Data below:

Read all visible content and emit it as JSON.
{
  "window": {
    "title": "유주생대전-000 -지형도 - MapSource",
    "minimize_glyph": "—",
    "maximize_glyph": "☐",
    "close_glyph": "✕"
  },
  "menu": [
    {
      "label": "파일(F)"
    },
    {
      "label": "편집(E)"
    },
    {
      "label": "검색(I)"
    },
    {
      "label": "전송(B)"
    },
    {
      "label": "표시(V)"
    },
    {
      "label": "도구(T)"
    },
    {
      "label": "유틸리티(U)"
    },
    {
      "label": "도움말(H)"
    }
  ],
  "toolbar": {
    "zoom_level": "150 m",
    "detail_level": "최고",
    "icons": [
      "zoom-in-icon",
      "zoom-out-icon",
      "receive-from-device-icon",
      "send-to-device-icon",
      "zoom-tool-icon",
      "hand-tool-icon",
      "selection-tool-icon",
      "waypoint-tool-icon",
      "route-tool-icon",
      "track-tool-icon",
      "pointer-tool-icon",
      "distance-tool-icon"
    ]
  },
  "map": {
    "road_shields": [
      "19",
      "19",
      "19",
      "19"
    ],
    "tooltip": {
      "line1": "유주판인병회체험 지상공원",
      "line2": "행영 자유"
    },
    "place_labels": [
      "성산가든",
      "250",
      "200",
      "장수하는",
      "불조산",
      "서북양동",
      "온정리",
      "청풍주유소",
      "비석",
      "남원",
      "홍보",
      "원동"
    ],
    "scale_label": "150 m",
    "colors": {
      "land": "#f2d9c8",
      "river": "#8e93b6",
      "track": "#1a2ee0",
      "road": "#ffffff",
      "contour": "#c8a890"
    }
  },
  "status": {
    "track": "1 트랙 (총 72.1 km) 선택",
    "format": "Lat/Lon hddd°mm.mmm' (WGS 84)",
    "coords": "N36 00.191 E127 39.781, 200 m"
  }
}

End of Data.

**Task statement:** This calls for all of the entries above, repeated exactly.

**Written answer:**
Read all visible content and emit it as JSON.
{
  "window": {
    "title": "유주생대전-000 -지형도 - MapSource",
    "minimize_glyph": "—",
    "maximize_glyph": "☐",
    "close_glyph": "✕"
  },
  "menu": [
    {
      "label": "파일(F)"
    },
    {
      "label": "편집(E)"
    },
    {
      "label": "검색(I)"
    },
    {
      "label": "전송(B)"
    },
    {
      "label": "표시(V)"
    },
    {
      "label": "도구(T)"
    },
    {
      "label": "유틸리티(U)"
    },
    {
      "label": "도움말(H)"
    }
  ],
  "toolbar": {
    "zoom_level": "150 m",
    "detail_level": "최고",
    "icons": [
      "zoom-in-icon",
      "zoom-out-icon",
      "receive-from-device-icon",
      "send-to-device-icon",
      "zoom-tool-icon",
      "hand-tool-icon",
      "selection-tool-icon",
      "waypoint-tool-icon",
      "route-tool-icon",
      "track-tool-icon",
      "pointer-tool-icon",
      "distance-tool-icon"
    ]
  },
  "map": {
    "road_shields": [
      "19",
      "19",
      "19",
      "19"
    ],
    "tooltip": {
      "line1": "유주판인병회체험 지상공원",
      "line2": "행영 자유"
    },
    "place_labels": [
      "성산가든",
      "250",
      "200",
      "장수하는",
      "불조산",
      "서북양동",
      "온정리",
      "청풍주유소",
      "비석",
      "남원",
      "홍보",
      "원동"
    ],
    "scale_label": "150 m",
    "colors": {
      "land": "#f2d9c8",
      "river": "#8e93b6",
      "track": "#1a2ee0",
      "road": "#ffffff",
      "contour": "#c8a890"
    }
  },
  "status": {
    "track": "1 트랙 (총 72.1 km) 선택",
    "format": "Lat/Lon hddd°mm.mmm' (WGS 84)",
    "coords": "N36 00.191 E127 39.781, 200 m"
  }
}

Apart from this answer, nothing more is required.